▶ [GIVEN RECORDS]:
■ ■ ■
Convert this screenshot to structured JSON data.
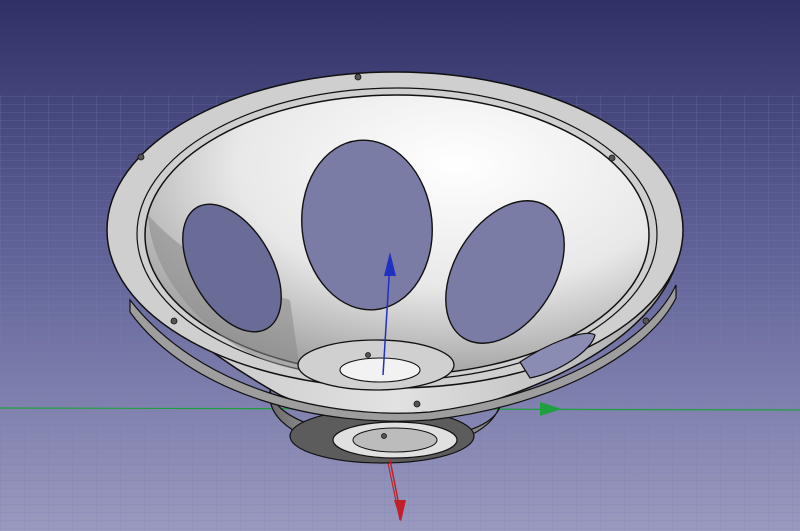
{
  "viewport": {
    "kind": "3d-cad-viewport",
    "object": "loudspeaker-frame-basket",
    "background_top": "#2f3166",
    "background_bottom": "#8f8fb8",
    "grid_color": "#6e7aa8",
    "part_color": "#d8d8d8",
    "edge_color": "#111111"
  },
  "axes": {
    "x_color": "#c0202a",
    "y_color": "#20b040",
    "z_color": "#2030c0"
  }
}
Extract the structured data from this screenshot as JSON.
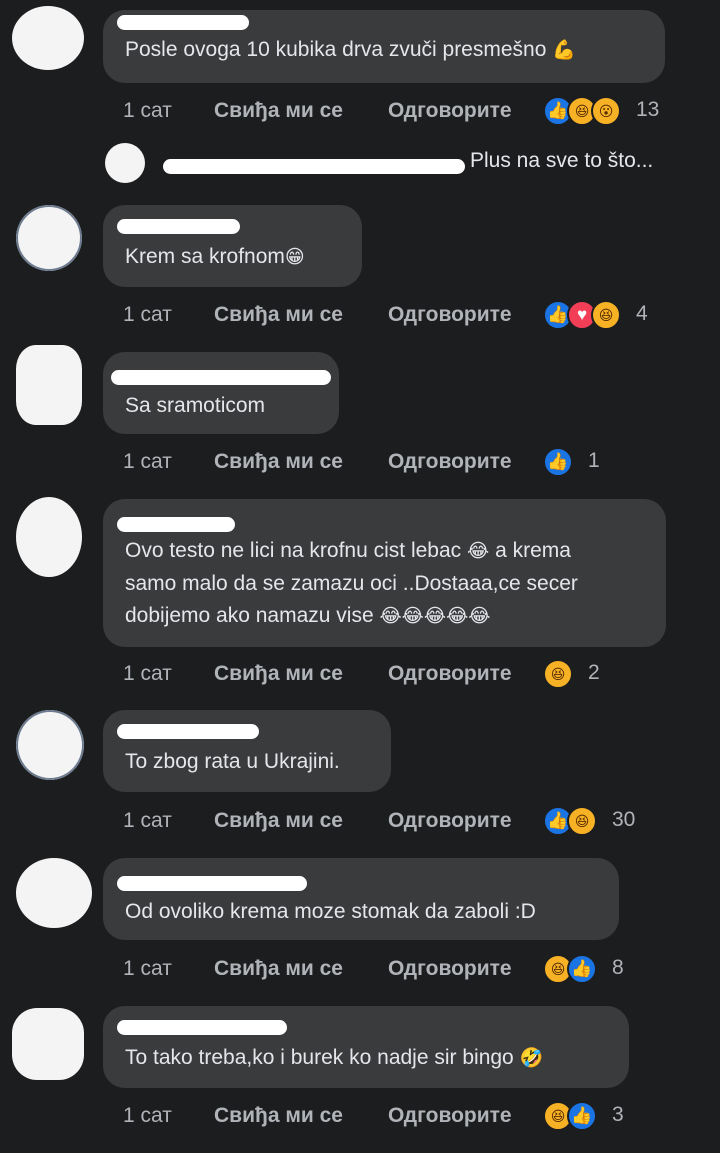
{
  "actions": {
    "time": "1 сат",
    "like": "Свиђа ми се",
    "reply": "Одговорите"
  },
  "icons": {
    "like": "👍",
    "heart": "♥",
    "haha": "😆",
    "wow": "😮"
  },
  "colors": {
    "background": "#1c1d1f",
    "bubble": "#3a3b3c",
    "like": "#1b74e4",
    "heart": "#f33e58",
    "haha": "#f7b125"
  },
  "reply_preview": {
    "text": "Plus na sve to što..."
  },
  "comments": [
    {
      "text": "Posle ovoga 10 kubika drva zvuči presmešno",
      "emoji": "💪",
      "reactions": [
        "like",
        "haha",
        "wow"
      ],
      "count": "13"
    },
    {
      "text": "Krem sa krofnom",
      "emoji": "😁",
      "reactions": [
        "like",
        "heart",
        "haha"
      ],
      "count": "4"
    },
    {
      "text": "Sa sramoticom",
      "reactions": [
        "like"
      ],
      "count": "1"
    },
    {
      "line1": "Ovo testo ne lici na krofnu cist lebac",
      "line1_emoji": "😂",
      "line1_tail": "a krema",
      "line2": "samo malo da se zamazu oci ..Dostaaa,ce secer",
      "line3": "dobijemo ako namazu vise",
      "line3_emoji": "😂😂😂😂😂",
      "reactions": [
        "haha"
      ],
      "count": "2"
    },
    {
      "text": "To zbog rata u Ukrajini.",
      "reactions": [
        "like",
        "haha"
      ],
      "count": "30"
    },
    {
      "text": "Od ovoliko krema moze stomak da zaboli :D",
      "reactions": [
        "haha",
        "like"
      ],
      "count": "8"
    },
    {
      "text": "To tako treba,ko i burek ko nadje sir bingo",
      "emoji": "🤣",
      "reactions": [
        "haha",
        "like"
      ],
      "count": "3"
    }
  ]
}
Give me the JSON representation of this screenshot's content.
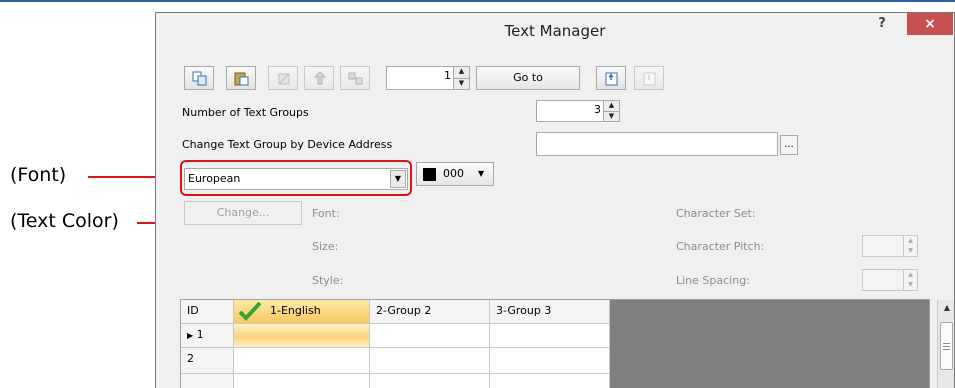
{
  "window": {
    "title": "Text Manager",
    "help_label": "?",
    "close_label": "×"
  },
  "callouts": {
    "font": "(Font)",
    "text_color": "(Text Color)"
  },
  "toolbar": {
    "buttons": [
      "copy-icon",
      "paste-icon",
      "clear-icon",
      "move-icon",
      "replace-icon"
    ],
    "goto_value": "1",
    "goto_label": "Go to",
    "export_icon": "export-icon",
    "import_icon": "import-icon"
  },
  "form": {
    "num_groups_label": "Number of Text Groups",
    "num_groups_value": "3",
    "device_address_label": "Change Text Group by Device Address",
    "device_address_value": "",
    "browse_label": "...",
    "font_value": "European",
    "color_value": "000",
    "change_label": "Change...",
    "font_label": "Font:",
    "size_label": "Size:",
    "style_label": "Style:",
    "charset_label": "Character Set:",
    "char_pitch_label": "Character Pitch:",
    "line_spacing_label": "Line Spacing:"
  },
  "grid": {
    "columns": [
      "ID",
      "1-English",
      "2-Group 2",
      "3-Group 3"
    ],
    "rows": [
      {
        "id": "1",
        "cells": [
          "",
          "",
          ""
        ]
      },
      {
        "id": "2",
        "cells": [
          "",
          "",
          ""
        ]
      }
    ],
    "selected_marker": "▶"
  },
  "colors": {
    "callout_line": "#d9141b",
    "close_button": "#c75050",
    "checkmark": "#3aa335",
    "selected_column": "#f9c95e"
  }
}
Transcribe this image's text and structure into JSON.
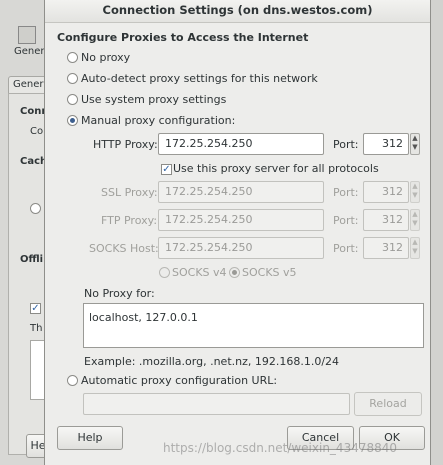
{
  "background": {
    "toolbar_label": "Gener",
    "tab_label": "Gener",
    "section_conn": "Conn",
    "conn_label": "Co",
    "section_cache": "Cach",
    "section_offline": "Offli",
    "text_th": "Th",
    "help_button": "He"
  },
  "dialog": {
    "title": "Connection Settings (on dns.westos.com)",
    "heading": "Configure Proxies to Access the Internet",
    "options": {
      "no_proxy": "No proxy",
      "auto_detect": "Auto-detect proxy settings for this network",
      "system": "Use system proxy settings",
      "manual": "Manual proxy configuration:",
      "auto_url": "Automatic proxy configuration URL:"
    },
    "selected_option": "manual",
    "http": {
      "label": "HTTP Proxy:",
      "value": "172.25.254.250",
      "port_label": "Port:",
      "port": "312"
    },
    "share_checkbox": {
      "label": "Use this proxy server for all protocols",
      "checked": true
    },
    "ssl": {
      "label": "SSL Proxy:",
      "value": "172.25.254.250",
      "port_label": "Port:",
      "port": "312"
    },
    "ftp": {
      "label": "FTP Proxy:",
      "value": "172.25.254.250",
      "port_label": "Port:",
      "port": "312"
    },
    "socks": {
      "label": "SOCKS Host:",
      "value": "172.25.254.250",
      "port_label": "Port:",
      "port": "312"
    },
    "socks_v4": "SOCKS v4",
    "socks_v5": "SOCKS v5",
    "no_proxy_label": "No Proxy for:",
    "no_proxy_value": "localhost, 127.0.0.1",
    "example": "Example: .mozilla.org, .net.nz, 192.168.1.0/24",
    "auto_url_value": "",
    "reload_button": "Reload",
    "help_button": "Help",
    "cancel_button": "Cancel",
    "ok_button": "OK"
  },
  "watermark": "https://blog.csdn.net/weixin_43478840"
}
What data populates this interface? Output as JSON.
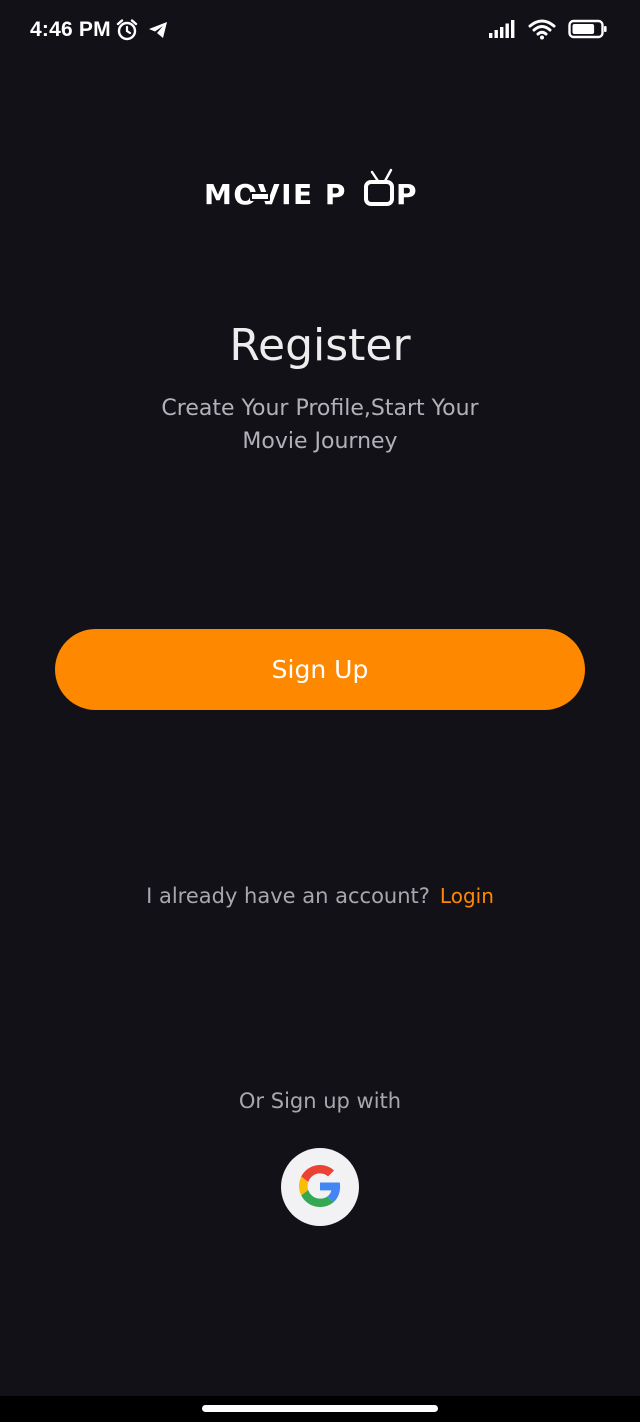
{
  "status_bar": {
    "time": "4:46 PM",
    "battery_level": 0.8
  },
  "logo": {
    "text": "MOVIE POP"
  },
  "register": {
    "title": "Register",
    "subtitle": "Create Your Profile,Start Your Movie Journey"
  },
  "signup_button": {
    "label": "Sign Up"
  },
  "login_row": {
    "prompt": "I already have an account?",
    "link": "Login"
  },
  "alt_signup": {
    "label": "Or Sign up with",
    "provider_icon": "google-icon"
  },
  "colors": {
    "background": "#131118",
    "accent": "#ff8801"
  }
}
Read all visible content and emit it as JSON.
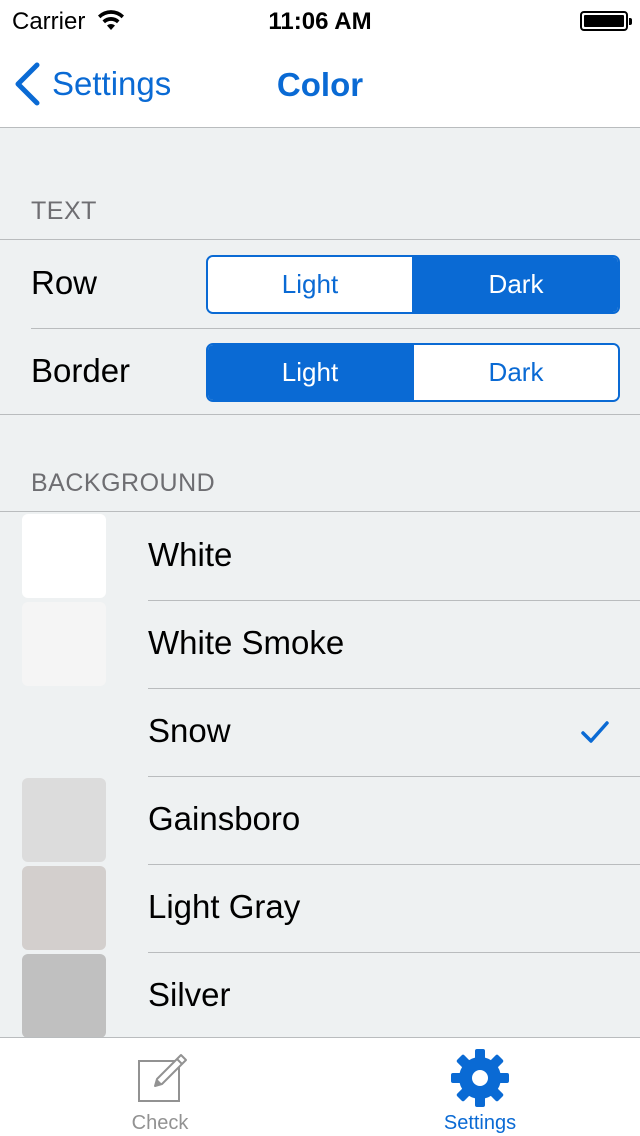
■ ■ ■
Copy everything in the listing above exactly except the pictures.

Convert this screenshot to structured JSON data.
{
  "viewport": {
    "kind": "3d-cad-viewport",
    "object": "loudspeaker-frame-basket",
    "background_top": "#2f3166",
    "background_bottom": "#8f8fb8",
    "grid_color": "#6e7aa8",
    "part_color": "#d8d8d8",
    "edge_color": "#111111"
  },
  "axes": {
    "x_color": "#c0202a",
    "y_color": "#20b040",
    "z_color": "#2030c0"
  }
}
Extract the structured data from this screenshot as JSON.
{
  "actions": {
    "time": "1 сат",
    "like": "Свиђа ми се",
    "reply": "Одговорите"
  },
  "icons": {
    "like": "👍",
    "heart": "♥",
    "haha": "😆",
    "wow": "😮"
  },
  "colors": {
    "background": "#1c1d1f",
    "bubble": "#3a3b3c",
    "like": "#1b74e4",
    "heart": "#f33e58",
    "haha": "#f7b125"
  },
  "reply_preview": {
    "text": "Plus na sve to što..."
  },
  "comments": [
    {
      "text": "Posle ovoga 10 kubika drva zvuči presmešno",
      "emoji": "💪",
      "reactions": [
        "like",
        "haha",
        "wow"
      ],
      "count": "13"
    },
    {
      "text": "Krem sa krofnom",
      "emoji": "😁",
      "reactions": [
        "like",
        "heart",
        "haha"
      ],
      "count": "4"
    },
    {
      "text": "Sa sramoticom",
      "reactions": [
        "like"
      ],
      "count": "1"
    },
    {
      "line1": "Ovo testo ne lici na krofnu cist lebac",
      "line1_emoji": "😂",
      "line1_tail": "a krema",
      "line2": "samo malo da se zamazu oci ..Dostaaa,ce secer",
      "line3": "dobijemo ako namazu vise",
      "line3_emoji": "😂😂😂😂😂",
      "reactions": [
        "haha"
      ],
      "count": "2"
    },
    {
      "text": "To zbog rata u Ukrajini.",
      "reactions": [
        "like",
        "haha"
      ],
      "count": "30"
    },
    {
      "text": "Od ovoliko krema moze stomak da zaboli :D",
      "reactions": [
        "haha",
        "like"
      ],
      "count": "8"
    },
    {
      "text": "To tako treba,ko i burek ko nadje sir bingo",
      "emoji": "🤣",
      "reactions": [
        "haha",
        "like"
      ],
      "count": "3"
    }
  ]
}
Give me the JSON representation of this screenshot's content.
{
  "window": {
    "title": "Text Manager",
    "help_label": "?",
    "close_label": "×"
  },
  "callouts": {
    "font": "(Font)",
    "text_color": "(Text Color)"
  },
  "toolbar": {
    "buttons": [
      "copy-icon",
      "paste-icon",
      "clear-icon",
      "move-icon",
      "replace-icon"
    ],
    "goto_value": "1",
    "goto_label": "Go to",
    "export_icon": "export-icon",
    "import_icon": "import-icon"
  },
  "form": {
    "num_groups_label": "Number of Text Groups",
    "num_groups_value": "3",
    "device_address_label": "Change Text Group by Device Address",
    "device_address_value": "",
    "browse_label": "...",
    "font_value": "European",
    "color_value": "000",
    "change_label": "Change...",
    "font_label": "Font:",
    "size_label": "Size:",
    "style_label": "Style:",
    "charset_label": "Character Set:",
    "char_pitch_label": "Character Pitch:",
    "line_spacing_label": "Line Spacing:"
  },
  "grid": {
    "columns": [
      "ID",
      "1-English",
      "2-Group 2",
      "3-Group 3"
    ],
    "rows": [
      {
        "id": "1",
        "cells": [
          "",
          "",
          ""
        ]
      },
      {
        "id": "2",
        "cells": [
          "",
          "",
          ""
        ]
      }
    ],
    "selected_marker": "▶"
  },
  "colors": {
    "callout_line": "#d9141b",
    "close_button": "#c75050",
    "checkmark": "#3aa335",
    "selected_column": "#f9c95e"
  }
}
Transcribe this image's text and structure into JSON.
{
  "background": {
    "toolbar_label": "Gener",
    "tab_label": "Gener",
    "section_conn": "Conn",
    "conn_label": "Co",
    "section_cache": "Cach",
    "section_offline": "Offli",
    "text_th": "Th",
    "help_button": "He"
  },
  "dialog": {
    "title": "Connection Settings (on dns.westos.com)",
    "heading": "Configure Proxies to Access the Internet",
    "options": {
      "no_proxy": "No proxy",
      "auto_detect": "Auto-detect proxy settings for this network",
      "system": "Use system proxy settings",
      "manual": "Manual proxy configuration:",
      "auto_url": "Automatic proxy configuration URL:"
    },
    "selected_option": "manual",
    "http": {
      "label": "HTTP Proxy:",
      "value": "172.25.254.250",
      "port_label": "Port:",
      "port": "312"
    },
    "share_checkbox": {
      "label": "Use this proxy server for all protocols",
      "checked": true
    },
    "ssl": {
      "label": "SSL Proxy:",
      "value": "172.25.254.250",
      "port_label": "Port:",
      "port": "312"
    },
    "ftp": {
      "label": "FTP Proxy:",
      "value": "172.25.254.250",
      "port_label": "Port:",
      "port": "312"
    },
    "socks": {
      "label": "SOCKS Host:",
      "value": "172.25.254.250",
      "port_label": "Port:",
      "port": "312"
    },
    "socks_v4": "SOCKS v4",
    "socks_v5": "SOCKS v5",
    "no_proxy_label": "No Proxy for:",
    "no_proxy_value": "localhost, 127.0.0.1",
    "example": "Example: .mozilla.org, .net.nz, 192.168.1.0/24",
    "auto_url_value": "",
    "reload_button": "Reload",
    "help_button": "Help",
    "cancel_button": "Cancel",
    "ok_button": "OK"
  },
  "watermark": "https://blog.csdn.net/weixin_43478840"
}
What data populates this interface? Output as JSON.
{
  "status_bar": {
    "time": "4:46 PM",
    "battery_level": 0.8
  },
  "logo": {
    "text": "MOVIE POP"
  },
  "register": {
    "title": "Register",
    "subtitle": "Create Your Profile,Start Your Movie Journey"
  },
  "signup_button": {
    "label": "Sign Up"
  },
  "login_row": {
    "prompt": "I already have an account?",
    "link": "Login"
  },
  "alt_signup": {
    "label": "Or Sign up with",
    "provider_icon": "google-icon"
  },
  "colors": {
    "background": "#131118",
    "accent": "#ff8801"
  }
}
Read all visible content and emit it as JSON.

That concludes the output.